┌──

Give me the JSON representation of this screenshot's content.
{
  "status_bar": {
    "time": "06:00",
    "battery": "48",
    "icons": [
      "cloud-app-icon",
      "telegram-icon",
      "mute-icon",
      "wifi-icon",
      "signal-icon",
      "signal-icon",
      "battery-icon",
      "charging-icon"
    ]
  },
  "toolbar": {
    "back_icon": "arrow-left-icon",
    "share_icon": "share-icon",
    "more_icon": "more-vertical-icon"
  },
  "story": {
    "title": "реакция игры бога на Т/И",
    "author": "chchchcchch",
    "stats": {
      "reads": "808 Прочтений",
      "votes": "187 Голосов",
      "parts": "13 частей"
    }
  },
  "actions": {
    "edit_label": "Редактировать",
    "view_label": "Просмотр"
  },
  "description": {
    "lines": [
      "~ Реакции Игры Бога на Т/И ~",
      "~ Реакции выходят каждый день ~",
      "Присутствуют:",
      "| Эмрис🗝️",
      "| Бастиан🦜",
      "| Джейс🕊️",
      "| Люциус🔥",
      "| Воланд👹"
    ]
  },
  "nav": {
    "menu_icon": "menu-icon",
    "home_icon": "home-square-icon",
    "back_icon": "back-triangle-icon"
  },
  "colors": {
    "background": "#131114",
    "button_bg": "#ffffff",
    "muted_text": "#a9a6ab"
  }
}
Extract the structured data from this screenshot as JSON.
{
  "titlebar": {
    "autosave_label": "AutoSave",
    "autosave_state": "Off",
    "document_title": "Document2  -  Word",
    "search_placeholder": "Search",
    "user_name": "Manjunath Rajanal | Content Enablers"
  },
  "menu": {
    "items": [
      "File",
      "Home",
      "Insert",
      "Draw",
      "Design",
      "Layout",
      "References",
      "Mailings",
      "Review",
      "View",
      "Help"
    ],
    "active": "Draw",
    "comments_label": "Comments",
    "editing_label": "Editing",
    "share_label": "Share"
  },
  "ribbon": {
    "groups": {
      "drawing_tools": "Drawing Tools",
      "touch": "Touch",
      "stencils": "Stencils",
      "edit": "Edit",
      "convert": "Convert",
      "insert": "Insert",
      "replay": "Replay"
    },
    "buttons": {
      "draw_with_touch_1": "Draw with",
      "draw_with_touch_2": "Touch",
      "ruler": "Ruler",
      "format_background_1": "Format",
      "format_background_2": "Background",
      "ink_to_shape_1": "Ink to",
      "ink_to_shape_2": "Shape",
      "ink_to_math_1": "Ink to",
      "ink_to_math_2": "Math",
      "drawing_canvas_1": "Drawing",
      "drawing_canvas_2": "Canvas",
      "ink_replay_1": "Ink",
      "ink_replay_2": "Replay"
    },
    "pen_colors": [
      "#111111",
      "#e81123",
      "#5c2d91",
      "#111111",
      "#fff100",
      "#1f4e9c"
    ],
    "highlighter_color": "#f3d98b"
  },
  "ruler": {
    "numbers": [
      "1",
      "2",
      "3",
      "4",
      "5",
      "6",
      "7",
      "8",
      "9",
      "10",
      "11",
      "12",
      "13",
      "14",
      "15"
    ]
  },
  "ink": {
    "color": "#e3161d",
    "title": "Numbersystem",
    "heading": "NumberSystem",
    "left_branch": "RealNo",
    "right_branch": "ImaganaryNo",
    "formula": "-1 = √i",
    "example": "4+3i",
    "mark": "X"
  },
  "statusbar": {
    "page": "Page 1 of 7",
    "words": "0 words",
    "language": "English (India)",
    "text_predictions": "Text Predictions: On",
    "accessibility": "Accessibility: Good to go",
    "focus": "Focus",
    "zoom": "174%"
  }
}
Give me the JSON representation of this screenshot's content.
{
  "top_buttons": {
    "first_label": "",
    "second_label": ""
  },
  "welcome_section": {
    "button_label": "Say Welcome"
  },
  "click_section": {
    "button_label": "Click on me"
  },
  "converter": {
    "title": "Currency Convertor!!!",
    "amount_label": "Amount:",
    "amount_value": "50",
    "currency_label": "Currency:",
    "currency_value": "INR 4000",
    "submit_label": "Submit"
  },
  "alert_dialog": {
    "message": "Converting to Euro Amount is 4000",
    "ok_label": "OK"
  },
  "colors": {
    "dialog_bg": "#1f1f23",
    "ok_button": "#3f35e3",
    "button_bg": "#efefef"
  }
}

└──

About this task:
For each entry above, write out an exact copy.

Answer for this exercise:
Give me the JSON representation of this screenshot's content.
{
  "status_bar": {
    "time": "06:00",
    "battery": "48",
    "icons": [
      "cloud-app-icon",
      "telegram-icon",
      "mute-icon",
      "wifi-icon",
      "signal-icon",
      "signal-icon",
      "battery-icon",
      "charging-icon"
    ]
  },
  "toolbar": {
    "back_icon": "arrow-left-icon",
    "share_icon": "share-icon",
    "more_icon": "more-vertical-icon"
  },
  "story": {
    "title": "реакция игры бога на Т/И",
    "author": "chchchcchch",
    "stats": {
      "reads": "808 Прочтений",
      "votes": "187 Голосов",
      "parts": "13 частей"
    }
  },
  "actions": {
    "edit_label": "Редактировать",
    "view_label": "Просмотр"
  },
  "description": {
    "lines": [
      "~ Реакции Игры Бога на Т/И ~",
      "~ Реакции выходят каждый день ~",
      "Присутствуют:",
      "| Эмрис🗝️",
      "| Бастиан🦜",
      "| Джейс🕊️",
      "| Люциус🔥",
      "| Воланд👹"
    ]
  },
  "nav": {
    "menu_icon": "menu-icon",
    "home_icon": "home-square-icon",
    "back_icon": "back-triangle-icon"
  },
  "colors": {
    "background": "#131114",
    "button_bg": "#ffffff",
    "muted_text": "#a9a6ab"
  }
}
Extract the structured data from this screenshot as JSON.
{
  "titlebar": {
    "autosave_label": "AutoSave",
    "autosave_state": "Off",
    "document_title": "Document2  -  Word",
    "search_placeholder": "Search",
    "user_name": "Manjunath Rajanal | Content Enablers"
  },
  "menu": {
    "items": [
      "File",
      "Home",
      "Insert",
      "Draw",
      "Design",
      "Layout",
      "References",
      "Mailings",
      "Review",
      "View",
      "Help"
    ],
    "active": "Draw",
    "comments_label": "Comments",
    "editing_label": "Editing",
    "share_label": "Share"
  },
  "ribbon": {
    "groups": {
      "drawing_tools": "Drawing Tools",
      "touch": "Touch",
      "stencils": "Stencils",
      "edit": "Edit",
      "convert": "Convert",
      "insert": "Insert",
      "replay": "Replay"
    },
    "buttons": {
      "draw_with_touch_1": "Draw with",
      "draw_with_touch_2": "Touch",
      "ruler": "Ruler",
      "format_background_1": "Format",
      "format_background_2": "Background",
      "ink_to_shape_1": "Ink to",
      "ink_to_shape_2": "Shape",
      "ink_to_math_1": "Ink to",
      "ink_to_math_2": "Math",
      "drawing_canvas_1": "Drawing",
      "drawing_canvas_2": "Canvas",
      "ink_replay_1": "Ink",
      "ink_replay_2": "Replay"
    },
    "pen_colors": [
      "#111111",
      "#e81123",
      "#5c2d91",
      "#111111",
      "#fff100",
      "#1f4e9c"
    ],
    "highlighter_color": "#f3d98b"
  },
  "ruler": {
    "numbers": [
      "1",
      "2",
      "3",
      "4",
      "5",
      "6",
      "7",
      "8",
      "9",
      "10",
      "11",
      "12",
      "13",
      "14",
      "15"
    ]
  },
  "ink": {
    "color": "#e3161d",
    "title": "Numbersystem",
    "heading": "NumberSystem",
    "left_branch": "RealNo",
    "right_branch": "ImaganaryNo",
    "formula": "-1 = √i",
    "example": "4+3i",
    "mark": "X"
  },
  "statusbar": {
    "page": "Page 1 of 7",
    "words": "0 words",
    "language": "English (India)",
    "text_predictions": "Text Predictions: On",
    "accessibility": "Accessibility: Good to go",
    "focus": "Focus",
    "zoom": "174%"
  }
}
Give me the JSON representation of this screenshot's content.
{
  "top_buttons": {
    "first_label": "",
    "second_label": ""
  },
  "welcome_section": {
    "button_label": "Say Welcome"
  },
  "click_section": {
    "button_label": "Click on me"
  },
  "converter": {
    "title": "Currency Convertor!!!",
    "amount_label": "Amount:",
    "amount_value": "50",
    "currency_label": "Currency:",
    "currency_value": "INR 4000",
    "submit_label": "Submit"
  },
  "alert_dialog": {
    "message": "Converting to Euro Amount is 4000",
    "ok_label": "OK"
  },
  "colors": {
    "dialog_bg": "#1f1f23",
    "ok_button": "#3f35e3",
    "button_bg": "#efefef"
  }
}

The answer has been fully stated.